I suppose it’s better than “frontier justice,” but a recent case in Texas has some troubling First Amendment implications. The case concerns an escalating misunderstanding between a lawyer and former client over a watch. And it’s not about billable hours. The lawyer, Michael Baumer, allegedly accepted a watch from the client, Scott Morris, as his fee for legal services. Morris, however, claimed that the watch was just “security for payment” and not payment. So when Morris asked Baumer to return the watch, trouble began. Baumer said the watch was his and Morris accused him of theft. In addition, Morris launched a multi front attack on Baumer, which included filing a complaint with the Texas State Bar Association and creating Web sites with the Domain names and The Web sites cautioned people that Baumer “reneged, lied and stole” from Morris. Baumer filed a lawsuit and asked for a temporary injunction to stop Morris from publishing the Web sites and otherwise making false statements about him. The court granted the request. And therein lies the First Amendment issue. Because the court’s order doesn’t just stop Morris from using Baumer’s name in a URL. It prohibits Morris from: “interfering, disparaging, making false statements both oral and written, attacking, slandering, libeling or tortuously commenting upon [Baumer], [Baumer’s] business and [Baumer’s] reputation.” There are at least a few problems with the court’s order. First, the First Amendment generally prohibits courts from imposing a “prior restraint.” That is, a judge cannot order, in advance, that someone not say something. The remedy for libel is damages, and the damages can be decided only after a trial where the actual statements are considered. A prior restraint order shuts the defendant up and may prohibit non-actionable speech. Which brings us to problem number two with this particular order. On its face, it prohibits perfectly lawful speech. For example, it prohibits Morris from “disparaging” Bauman.

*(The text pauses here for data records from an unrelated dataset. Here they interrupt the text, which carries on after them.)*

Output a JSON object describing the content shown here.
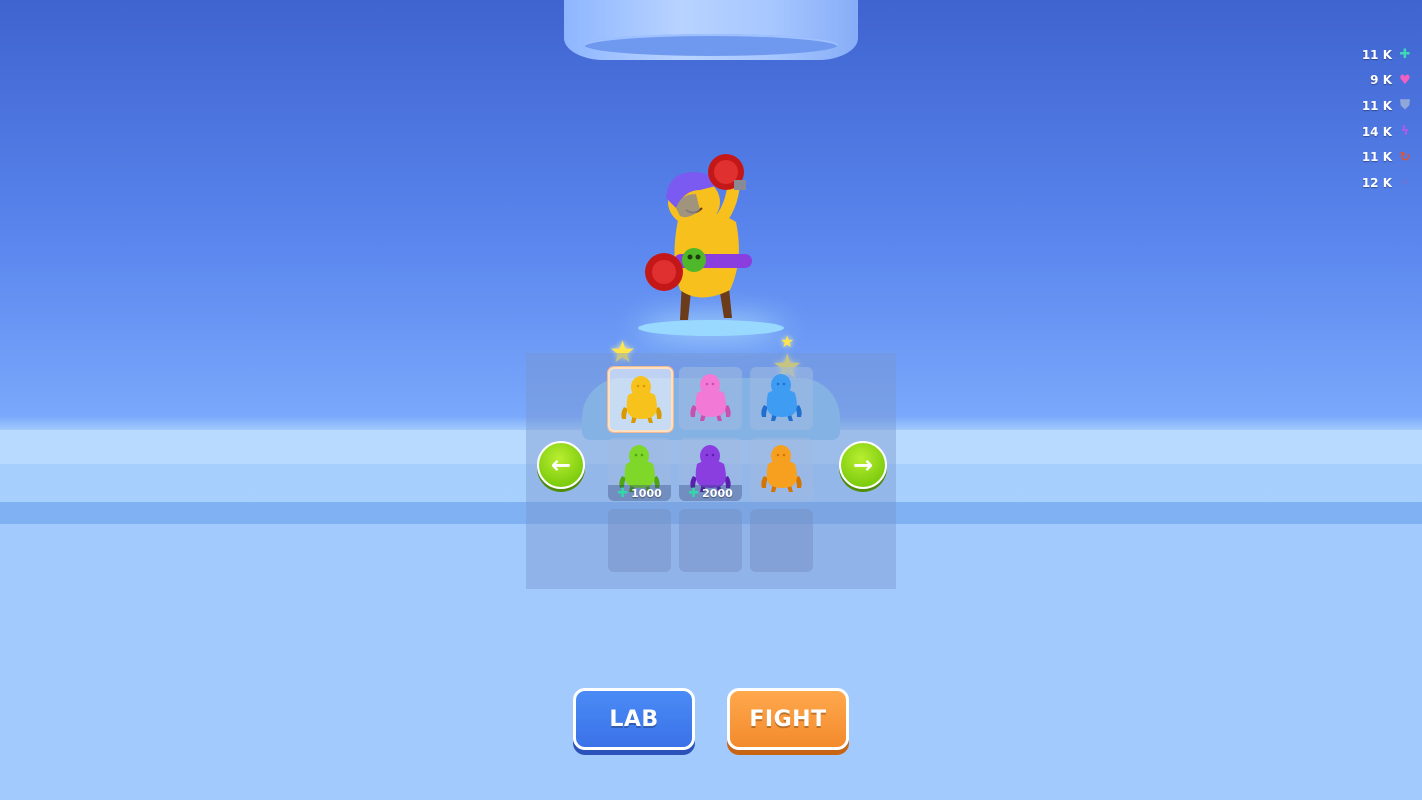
{
  "stats": [
    {
      "value": "11 K",
      "icon": "health-cross-icon",
      "color": "#3dd9b4",
      "glyph": "✚"
    },
    {
      "value": "9 K",
      "icon": "heart-icon",
      "color": "#f25fc0",
      "glyph": "♥"
    },
    {
      "value": "11 K",
      "icon": "shield-icon",
      "color": "#8fa8d8",
      "glyph": "⛊"
    },
    {
      "value": "14 K",
      "icon": "lightning-icon",
      "color": "#b05be6",
      "glyph": "ϟ"
    },
    {
      "value": "11 K",
      "icon": "swirl-icon",
      "color": "#e0553a",
      "glyph": "↻"
    },
    {
      "value": "12 K",
      "icon": "speed-chevrons-icon",
      "color": "#6b76d8",
      "glyph": "«"
    }
  ],
  "characters": [
    {
      "color": "#f7c21b",
      "shade": "#d99a00",
      "selected": true,
      "locked": false
    },
    {
      "color": "#f27ad6",
      "shade": "#c94fb0",
      "selected": false,
      "locked": false
    },
    {
      "color": "#3f9cf3",
      "shade": "#1f6fd0",
      "selected": false,
      "locked": false
    },
    {
      "color": "#7fd72a",
      "shade": "#4fa512",
      "selected": false,
      "locked": true,
      "price": "1000"
    },
    {
      "color": "#8a3ee0",
      "shade": "#5c1fb0",
      "selected": false,
      "locked": true,
      "price": "2000"
    },
    {
      "color": "#f7a020",
      "shade": "#d57500",
      "selected": false,
      "locked": false
    }
  ],
  "buttons": {
    "lab": "LAB",
    "fight": "FIGHT"
  }
}
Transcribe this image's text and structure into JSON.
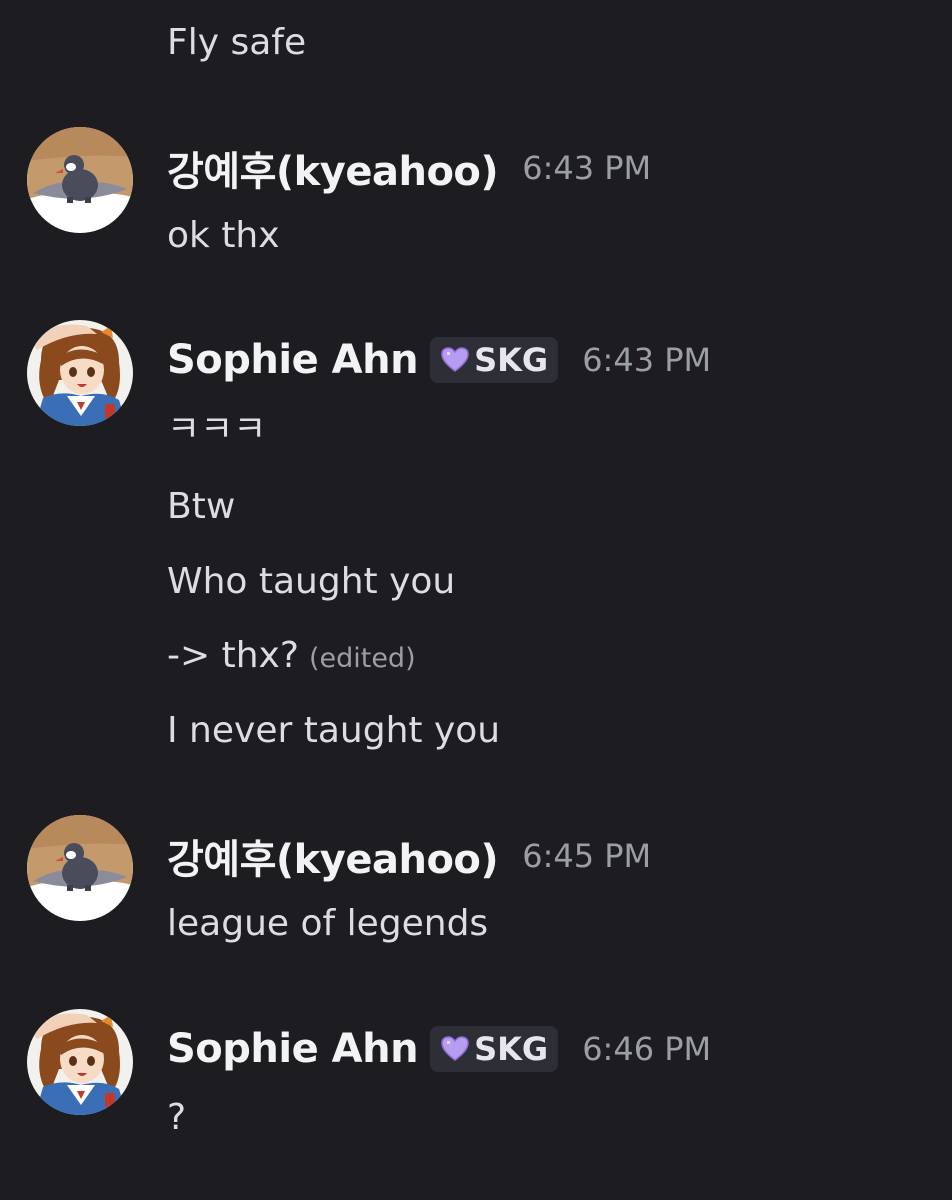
{
  "messages": [
    {
      "continuation_text": "Fly safe"
    },
    {
      "author": "강예후(kyeahoo)",
      "timestamp": "6:43 PM",
      "avatar_icon": "penguin-avatar-icon",
      "lines": [
        "ok thx"
      ]
    },
    {
      "author": "Sophie Ahn",
      "tag": {
        "icon": "purple-heart-icon",
        "label": "SKG"
      },
      "timestamp": "6:43 PM",
      "avatar_icon": "anime-girl-avatar-icon",
      "lines": [
        "ㅋㅋㅋ",
        "Btw",
        "Who taught you",
        "-> thx?",
        "I never taught you"
      ],
      "edited_label": "(edited)"
    },
    {
      "author": "강예후(kyeahoo)",
      "timestamp": "6:45 PM",
      "avatar_icon": "penguin-avatar-icon",
      "lines": [
        "league of legends"
      ]
    },
    {
      "author": "Sophie Ahn",
      "tag": {
        "icon": "purple-heart-icon",
        "label": "SKG"
      },
      "timestamp": "6:46 PM",
      "avatar_icon": "anime-girl-avatar-icon",
      "lines": [
        "?"
      ]
    }
  ],
  "colors": {
    "background": "#1c1c21",
    "author": "#f2f3f5",
    "message_text": "#dcdde2",
    "timestamp": "#9c9ea6",
    "tag_background": "#2e2f36",
    "heart": "#b89cf0"
  }
}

But it’s okay to disparage people, so long as it’s true or just opinion. If someone says I’m ugly or lazy, that’s disparaging, but I can’t sue them for it. And a court can’t in advance tell them not to say it. But that’s exactly what this order does. I feel sorry for Mr. Baumer, and I am sure the court does as well. But that doesn’t mean it can throw out the First Amendment.